> PROBLEM
Copy all the lines of the data that include the word "标记载重".

--- SUPPLIED MATERIAL Enclosed Below ---

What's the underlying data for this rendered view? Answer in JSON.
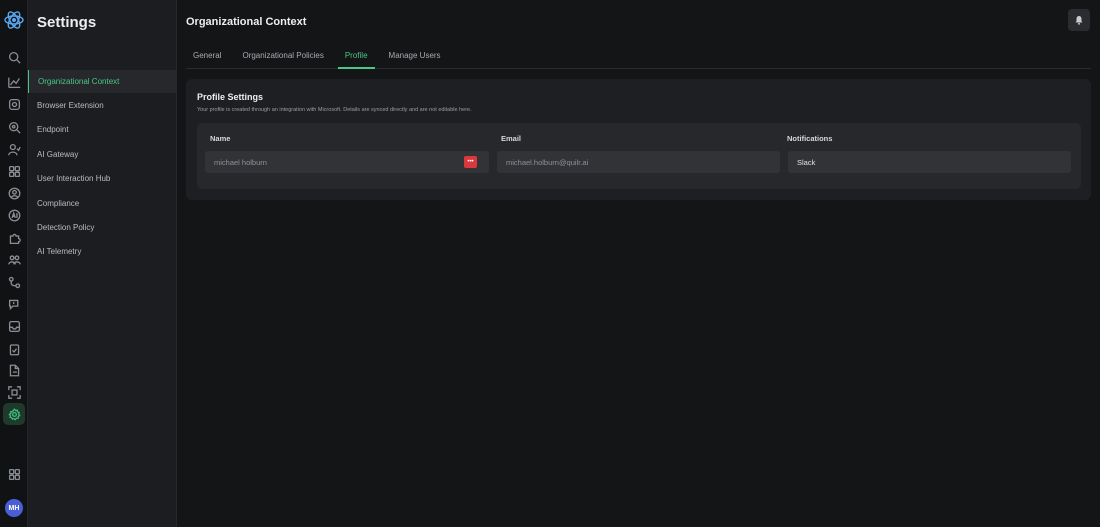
{
  "rail": {
    "avatar_initials": "MH",
    "accent_color": "#3fbf7a"
  },
  "sidebar": {
    "title": "Settings",
    "items": [
      {
        "label": "Organizational Context",
        "active": true
      },
      {
        "label": "Browser Extension"
      },
      {
        "label": "Endpoint"
      },
      {
        "label": "AI Gateway"
      },
      {
        "label": "User Interaction Hub"
      },
      {
        "label": "Compliance"
      },
      {
        "label": "Detection Policy"
      },
      {
        "label": "AI Telemetry"
      }
    ]
  },
  "header": {
    "title": "Organizational Context"
  },
  "tabs": [
    {
      "label": "General"
    },
    {
      "label": "Organizational Policies"
    },
    {
      "label": "Profile",
      "active": true
    },
    {
      "label": "Manage Users"
    }
  ],
  "profile": {
    "title": "Profile Settings",
    "subtitle": "Your profile is created through an integration with Microsoft. Details are synced directly and are not editable here.",
    "name_label": "Name",
    "name_value": "michael holburn",
    "email_label": "Email",
    "email_value": "michael.holburn@quilr.ai",
    "notifications_label": "Notifications",
    "notifications_value": "Slack",
    "password_badge": "•••"
  }
}
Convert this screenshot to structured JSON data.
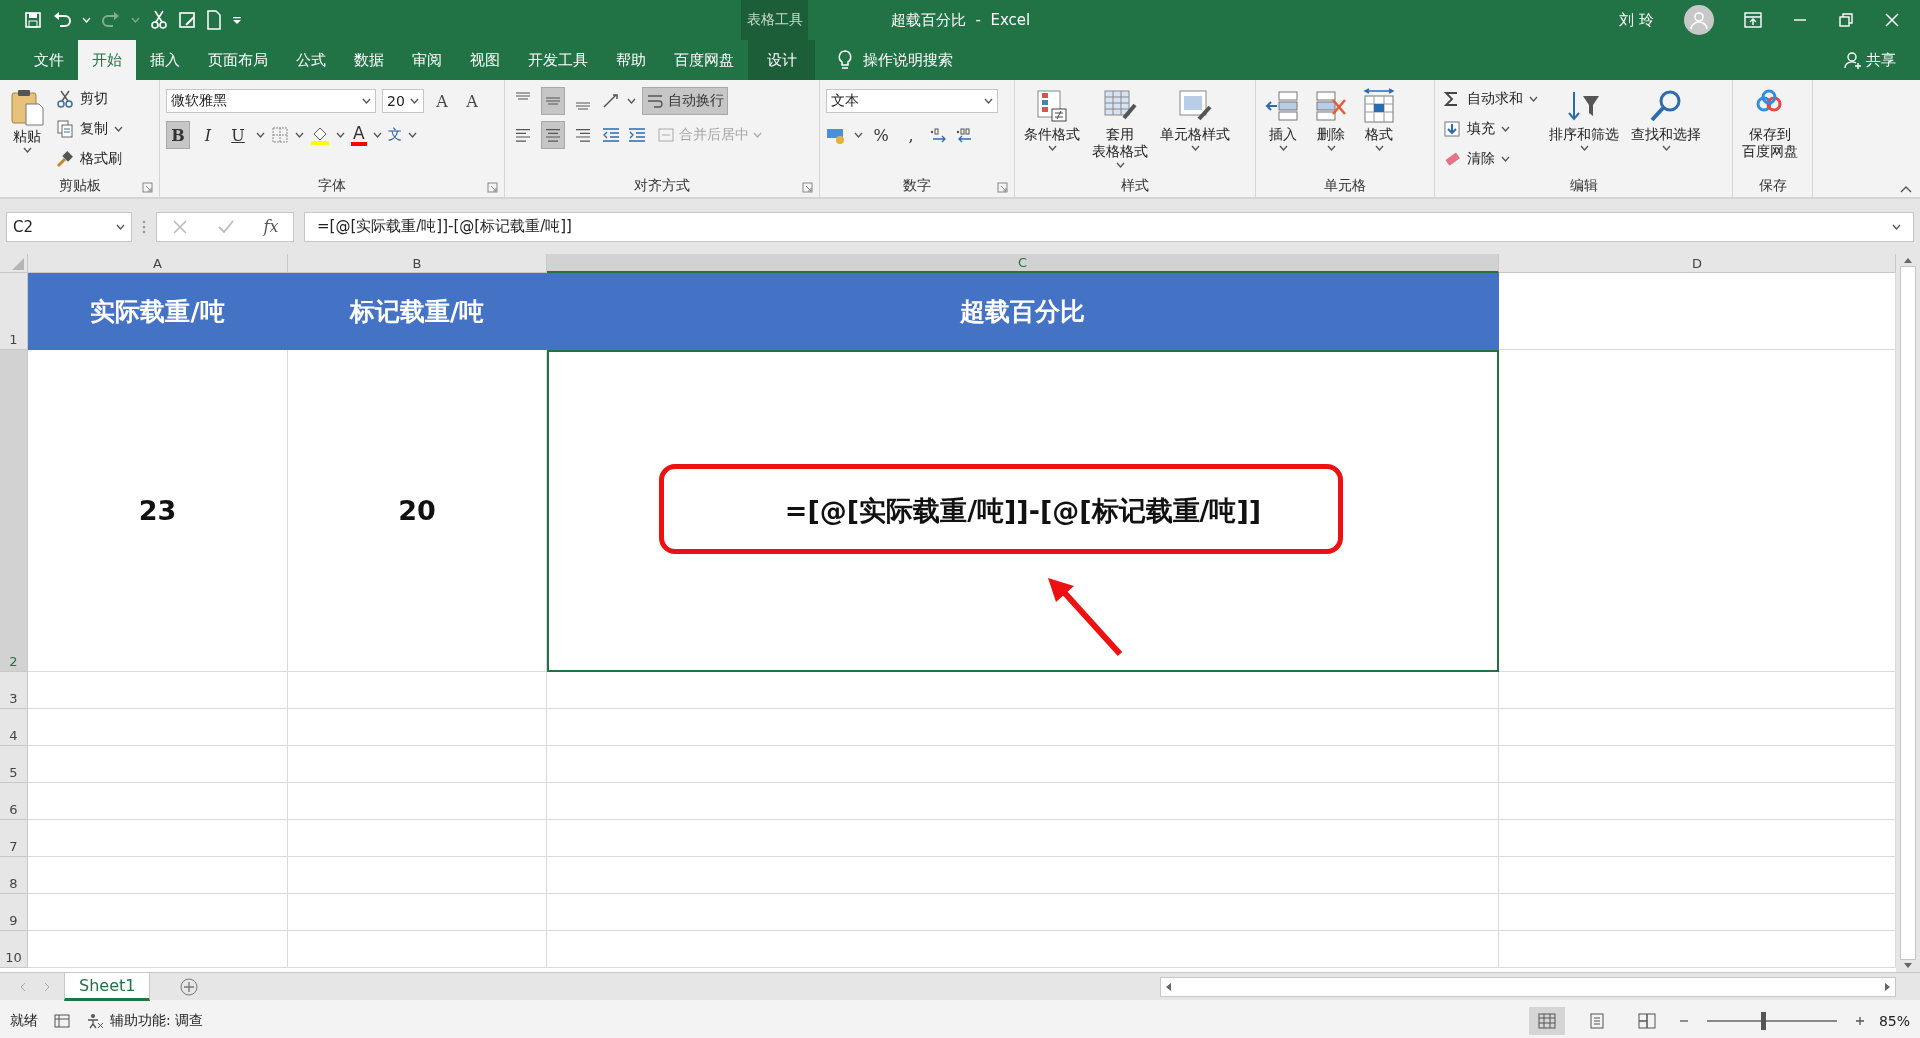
{
  "window": {
    "title": "超载百分比  -  Excel",
    "context_label": "表格工具",
    "user": "刘 玲"
  },
  "ribbon_tabs": [
    {
      "label": "文件",
      "selected": false,
      "kind": "normal"
    },
    {
      "label": "开始",
      "selected": true,
      "kind": "normal"
    },
    {
      "label": "插入",
      "selected": false,
      "kind": "normal"
    },
    {
      "label": "页面布局",
      "selected": false,
      "kind": "normal"
    },
    {
      "label": "公式",
      "selected": false,
      "kind": "normal"
    },
    {
      "label": "数据",
      "selected": false,
      "kind": "normal"
    },
    {
      "label": "审阅",
      "selected": false,
      "kind": "normal"
    },
    {
      "label": "视图",
      "selected": false,
      "kind": "normal"
    },
    {
      "label": "开发工具",
      "selected": false,
      "kind": "normal"
    },
    {
      "label": "帮助",
      "selected": false,
      "kind": "normal"
    },
    {
      "label": "百度网盘",
      "selected": false,
      "kind": "normal"
    },
    {
      "label": "设计",
      "selected": false,
      "kind": "context"
    }
  ],
  "tell_me": "操作说明搜索",
  "share": "共享",
  "ribbon_groups": [
    {
      "kind": "clipboard",
      "label": "剪贴板",
      "paste": "粘贴",
      "items": [
        "剪切",
        "复制",
        "格式刷"
      ]
    },
    {
      "kind": "font",
      "label": "字体",
      "font_name": "微软雅黑",
      "font_size": "20",
      "size_glyphs": [
        "A",
        "A"
      ],
      "format_buttons": [
        {
          "label": "B",
          "pressed": true
        },
        {
          "label": "I",
          "pressed": false
        },
        {
          "label": "U",
          "pressed": false
        }
      ],
      "font_color_glyph": "A",
      "phonetic_glyph": "文"
    },
    {
      "kind": "alignment",
      "label": "对齐方式",
      "vertical_buttons": [
        {
          "selected": false
        },
        {
          "selected": true
        },
        {
          "selected": false
        }
      ],
      "horizontal_buttons": [
        {
          "selected": false
        },
        {
          "selected": true
        },
        {
          "selected": false
        }
      ],
      "wrap_text": {
        "label": "自动换行",
        "on": true
      },
      "merge": {
        "label": "合并后居中",
        "disabled": true
      }
    },
    {
      "kind": "number",
      "label": "数字",
      "format": "文本",
      "symbols": [
        "%",
        ","
      ]
    },
    {
      "kind": "styles",
      "label": "样式",
      "buttons": [
        [
          "条件格式"
        ],
        [
          "套用",
          "表格格式"
        ],
        [
          "单元格样式"
        ]
      ]
    },
    {
      "kind": "cells",
      "label": "单元格",
      "buttons": [
        [
          "插入"
        ],
        [
          "删除"
        ],
        [
          "格式"
        ]
      ]
    },
    {
      "kind": "editing",
      "label": "编辑",
      "items": [
        "自动求和",
        "填充",
        "清除"
      ],
      "buttons": [
        [
          "排序和筛选"
        ],
        [
          "查找和选择"
        ]
      ]
    },
    {
      "kind": "save",
      "label": "保存",
      "buttons": [
        [
          "保存到",
          "百度网盘"
        ]
      ]
    }
  ],
  "formula_bar": {
    "name_box": "C2",
    "function_glyph": "fx",
    "formula": "=[@[实际载重/吨]]-[@[标记载重/吨]]"
  },
  "sheet": {
    "columns": [
      {
        "label": "A",
        "selected": false
      },
      {
        "label": "B",
        "selected": false
      },
      {
        "label": "C",
        "selected": true
      },
      {
        "label": "D",
        "selected": false
      }
    ],
    "rows": [
      {
        "number": "1",
        "kind": "header",
        "selected": false,
        "cells": [
          {
            "text": "实际载重/吨",
            "active": false
          },
          {
            "text": "标记载重/吨",
            "active": false
          },
          {
            "text": "超载百分比",
            "active": false
          }
        ]
      },
      {
        "number": "2",
        "kind": "data",
        "selected": true,
        "cells": [
          {
            "text": "23",
            "active": false
          },
          {
            "text": "20",
            "active": false
          },
          {
            "text": "=[@[实际载重/吨]]-[@[标记载重/吨]]",
            "active": true
          }
        ]
      },
      {
        "number": "3",
        "kind": "data",
        "selected": false
      },
      {
        "number": "4",
        "kind": "data",
        "selected": false
      },
      {
        "number": "5",
        "kind": "data",
        "selected": false
      },
      {
        "number": "6",
        "kind": "data",
        "selected": false
      },
      {
        "number": "7",
        "kind": "data",
        "selected": false
      },
      {
        "number": "8",
        "kind": "data",
        "selected": false
      },
      {
        "number": "9",
        "kind": "data",
        "selected": false
      },
      {
        "number": "10",
        "kind": "data",
        "selected": false
      }
    ]
  },
  "sheet_tabs": [
    {
      "label": "Sheet1",
      "selected": true
    }
  ],
  "status_bar": {
    "mode": "就绪",
    "accessibility": "辅助功能: 调查",
    "views": [
      {
        "kind": "normal",
        "selected": true
      },
      {
        "kind": "page-layout",
        "selected": false
      },
      {
        "kind": "page-break",
        "selected": false
      }
    ],
    "zoom": "85%",
    "zoom_slider": {
      "level": 0.42
    }
  }
}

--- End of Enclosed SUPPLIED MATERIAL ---

> ANSWER SPACE
    "formula": "=[@[实际载重/吨]]-[@[标记载重/吨]]"
            "text": "标记载重/吨",
            "text": "=[@[实际载重/吨]]-[@[标记载重/吨]]",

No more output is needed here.